* **TASK DETAILS**: Restate word for word the part of the material that runs from the line containing "Decode this image" through its final line, inclusive, minus the pictures.

** EXERCISE DATA follows **

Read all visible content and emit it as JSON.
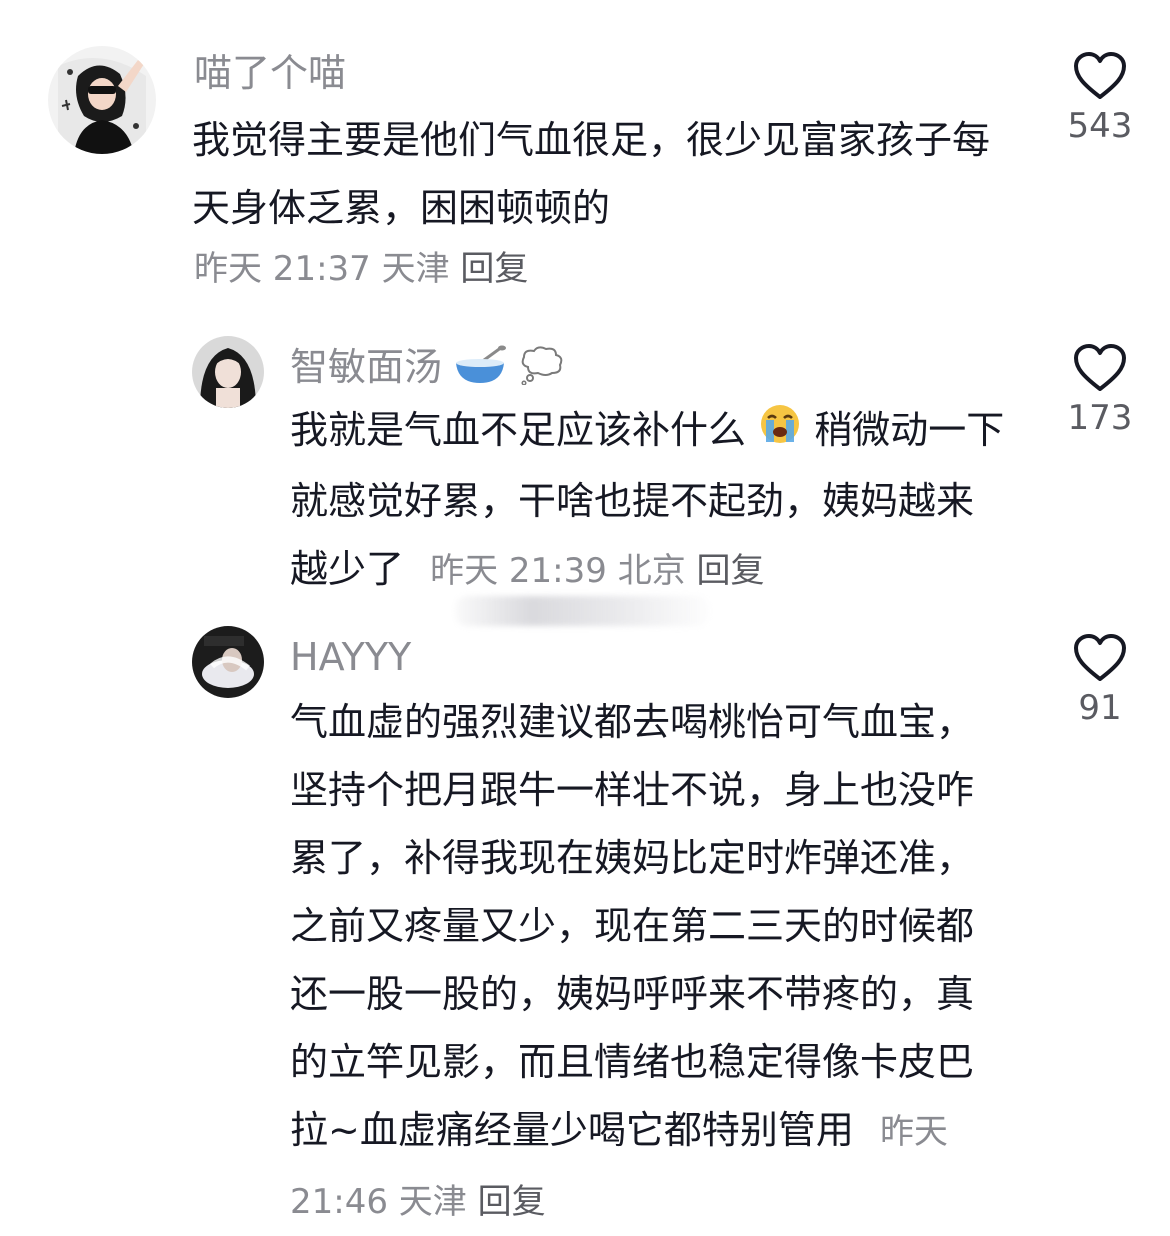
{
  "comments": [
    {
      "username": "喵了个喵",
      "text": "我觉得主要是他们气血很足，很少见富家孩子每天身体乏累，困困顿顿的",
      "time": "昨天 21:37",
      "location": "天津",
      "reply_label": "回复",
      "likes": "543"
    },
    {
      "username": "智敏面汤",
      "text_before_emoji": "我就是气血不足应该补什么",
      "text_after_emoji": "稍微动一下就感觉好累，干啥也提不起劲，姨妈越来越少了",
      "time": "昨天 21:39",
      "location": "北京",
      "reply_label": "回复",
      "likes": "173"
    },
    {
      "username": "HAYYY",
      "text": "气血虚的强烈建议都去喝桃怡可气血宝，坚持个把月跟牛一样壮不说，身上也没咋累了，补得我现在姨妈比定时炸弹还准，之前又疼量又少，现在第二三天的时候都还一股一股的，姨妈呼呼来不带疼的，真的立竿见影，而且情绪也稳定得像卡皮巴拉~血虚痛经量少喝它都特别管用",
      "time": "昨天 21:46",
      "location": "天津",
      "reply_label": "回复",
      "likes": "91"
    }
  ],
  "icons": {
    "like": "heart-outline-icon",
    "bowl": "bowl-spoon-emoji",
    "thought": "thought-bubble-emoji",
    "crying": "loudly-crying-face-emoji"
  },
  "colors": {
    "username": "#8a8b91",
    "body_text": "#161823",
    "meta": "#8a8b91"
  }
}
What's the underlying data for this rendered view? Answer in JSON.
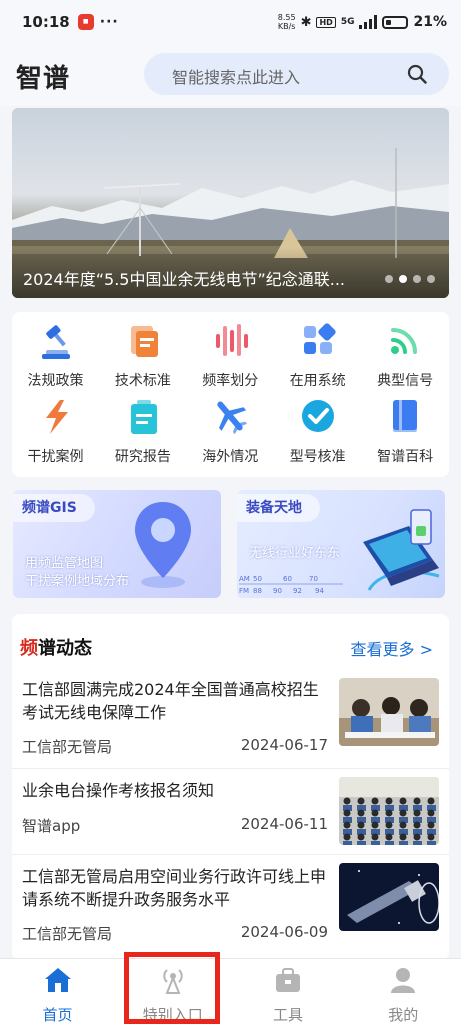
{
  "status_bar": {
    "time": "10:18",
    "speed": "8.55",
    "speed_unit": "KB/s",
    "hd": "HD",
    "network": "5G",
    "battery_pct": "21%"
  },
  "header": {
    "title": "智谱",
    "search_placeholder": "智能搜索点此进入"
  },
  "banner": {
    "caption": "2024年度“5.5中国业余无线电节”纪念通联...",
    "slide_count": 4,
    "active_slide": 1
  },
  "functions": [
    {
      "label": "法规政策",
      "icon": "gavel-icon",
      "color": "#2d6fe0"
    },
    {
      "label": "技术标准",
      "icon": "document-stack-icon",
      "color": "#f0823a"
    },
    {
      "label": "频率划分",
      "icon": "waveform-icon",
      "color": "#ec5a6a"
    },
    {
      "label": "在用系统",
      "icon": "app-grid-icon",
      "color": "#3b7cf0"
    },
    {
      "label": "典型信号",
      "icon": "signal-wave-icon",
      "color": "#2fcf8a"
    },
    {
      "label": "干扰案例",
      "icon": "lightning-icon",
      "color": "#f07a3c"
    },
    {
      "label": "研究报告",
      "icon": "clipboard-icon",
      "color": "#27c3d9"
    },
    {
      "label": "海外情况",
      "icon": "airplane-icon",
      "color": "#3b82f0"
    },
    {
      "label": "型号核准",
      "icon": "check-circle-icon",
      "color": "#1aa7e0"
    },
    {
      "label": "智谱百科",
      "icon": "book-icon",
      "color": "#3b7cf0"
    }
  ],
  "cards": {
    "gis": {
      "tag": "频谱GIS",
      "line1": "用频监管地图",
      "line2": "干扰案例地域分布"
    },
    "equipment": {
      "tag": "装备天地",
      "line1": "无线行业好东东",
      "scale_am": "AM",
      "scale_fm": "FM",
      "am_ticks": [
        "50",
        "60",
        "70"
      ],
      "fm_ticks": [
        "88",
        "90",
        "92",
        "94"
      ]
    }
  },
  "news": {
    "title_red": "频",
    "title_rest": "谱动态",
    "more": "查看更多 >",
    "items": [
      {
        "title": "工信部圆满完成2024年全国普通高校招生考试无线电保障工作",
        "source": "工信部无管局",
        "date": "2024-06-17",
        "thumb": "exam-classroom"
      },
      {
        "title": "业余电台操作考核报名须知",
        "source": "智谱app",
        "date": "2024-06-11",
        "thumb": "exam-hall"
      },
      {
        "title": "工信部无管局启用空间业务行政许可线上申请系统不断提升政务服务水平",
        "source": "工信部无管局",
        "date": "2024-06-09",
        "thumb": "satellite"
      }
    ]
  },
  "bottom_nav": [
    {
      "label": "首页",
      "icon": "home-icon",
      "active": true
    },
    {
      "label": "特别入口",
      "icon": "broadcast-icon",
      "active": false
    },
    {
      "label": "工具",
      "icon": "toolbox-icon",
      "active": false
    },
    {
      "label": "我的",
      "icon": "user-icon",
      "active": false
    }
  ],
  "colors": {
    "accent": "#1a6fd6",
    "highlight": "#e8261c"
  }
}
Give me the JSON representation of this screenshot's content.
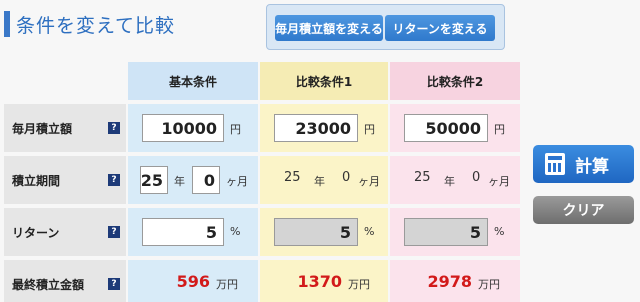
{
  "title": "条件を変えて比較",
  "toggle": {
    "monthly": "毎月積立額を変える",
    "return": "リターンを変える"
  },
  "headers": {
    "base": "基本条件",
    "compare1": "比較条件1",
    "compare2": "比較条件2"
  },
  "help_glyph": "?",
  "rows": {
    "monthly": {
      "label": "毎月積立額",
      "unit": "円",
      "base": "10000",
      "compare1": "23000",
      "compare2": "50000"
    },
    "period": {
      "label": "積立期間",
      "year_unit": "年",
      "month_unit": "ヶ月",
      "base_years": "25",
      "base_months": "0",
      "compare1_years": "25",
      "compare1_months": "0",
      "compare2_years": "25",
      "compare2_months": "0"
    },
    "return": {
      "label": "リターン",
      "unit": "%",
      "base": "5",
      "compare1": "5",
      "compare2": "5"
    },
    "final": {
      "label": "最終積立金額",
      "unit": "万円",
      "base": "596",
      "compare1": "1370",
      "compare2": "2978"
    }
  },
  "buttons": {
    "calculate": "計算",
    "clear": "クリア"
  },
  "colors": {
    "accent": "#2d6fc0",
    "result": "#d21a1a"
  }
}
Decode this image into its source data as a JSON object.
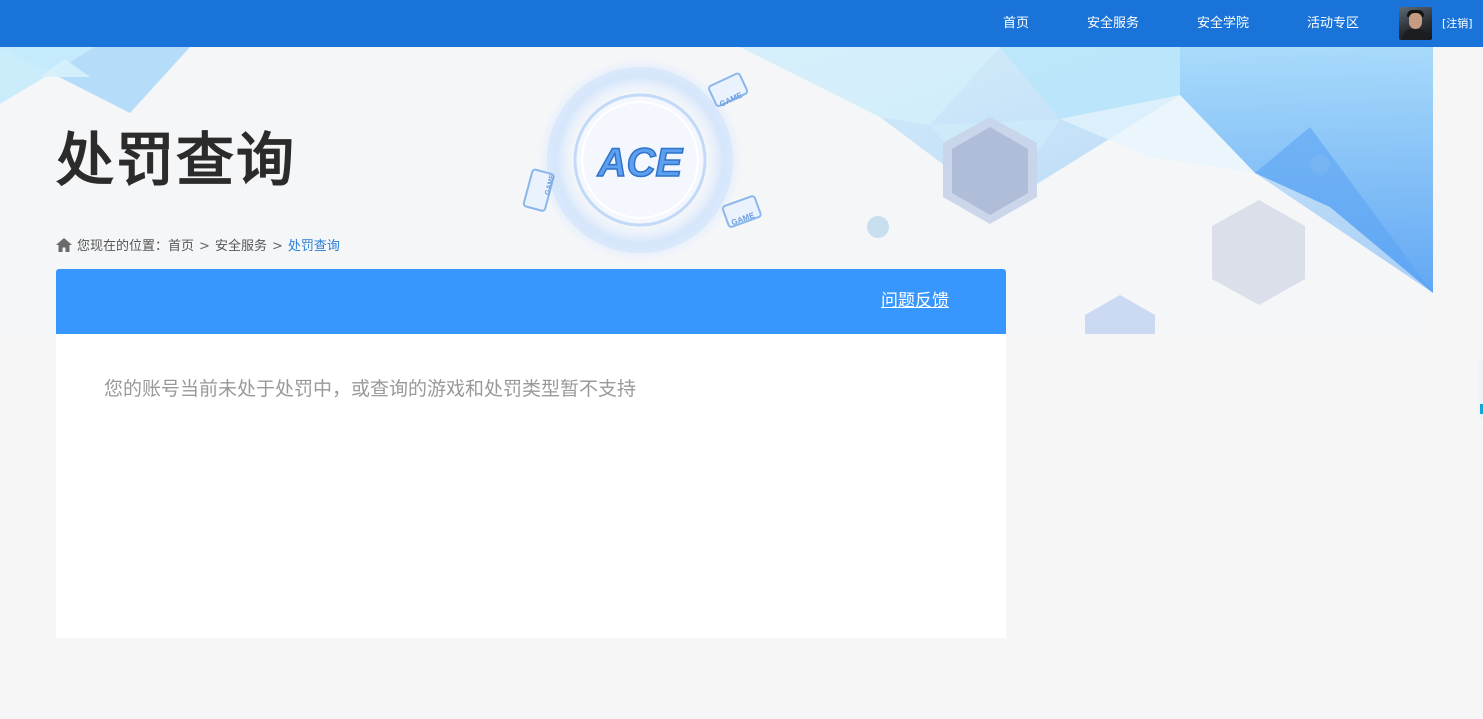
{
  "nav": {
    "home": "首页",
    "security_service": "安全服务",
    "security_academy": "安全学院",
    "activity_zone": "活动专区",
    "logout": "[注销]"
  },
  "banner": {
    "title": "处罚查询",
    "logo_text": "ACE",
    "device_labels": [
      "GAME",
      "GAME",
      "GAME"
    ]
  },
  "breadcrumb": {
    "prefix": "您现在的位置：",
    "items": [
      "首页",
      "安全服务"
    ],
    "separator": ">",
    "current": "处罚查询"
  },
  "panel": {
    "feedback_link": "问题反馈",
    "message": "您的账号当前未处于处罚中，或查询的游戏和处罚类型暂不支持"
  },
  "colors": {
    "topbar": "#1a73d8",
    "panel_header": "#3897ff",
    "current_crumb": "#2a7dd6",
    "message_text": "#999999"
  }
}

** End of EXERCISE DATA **

* **RESULT OF THE TASK**:
Decode this image into its source data as a JSON object.
{
  "nav": {
    "home": "首页",
    "security_service": "安全服务",
    "security_academy": "安全学院",
    "activity_zone": "活动专区",
    "logout": "[注销]"
  },
  "banner": {
    "title": "处罚查询",
    "logo_text": "ACE",
    "device_labels": [
      "GAME",
      "GAME",
      "GAME"
    ]
  },
  "breadcrumb": {
    "prefix": "您现在的位置：",
    "items": [
      "首页",
      "安全服务"
    ],
    "separator": ">",
    "current": "处罚查询"
  },
  "panel": {
    "feedback_link": "问题反馈",
    "message": "您的账号当前未处于处罚中，或查询的游戏和处罚类型暂不支持"
  },
  "colors": {
    "topbar": "#1a73d8",
    "panel_header": "#3897ff",
    "current_crumb": "#2a7dd6",
    "message_text": "#999999"
  }
}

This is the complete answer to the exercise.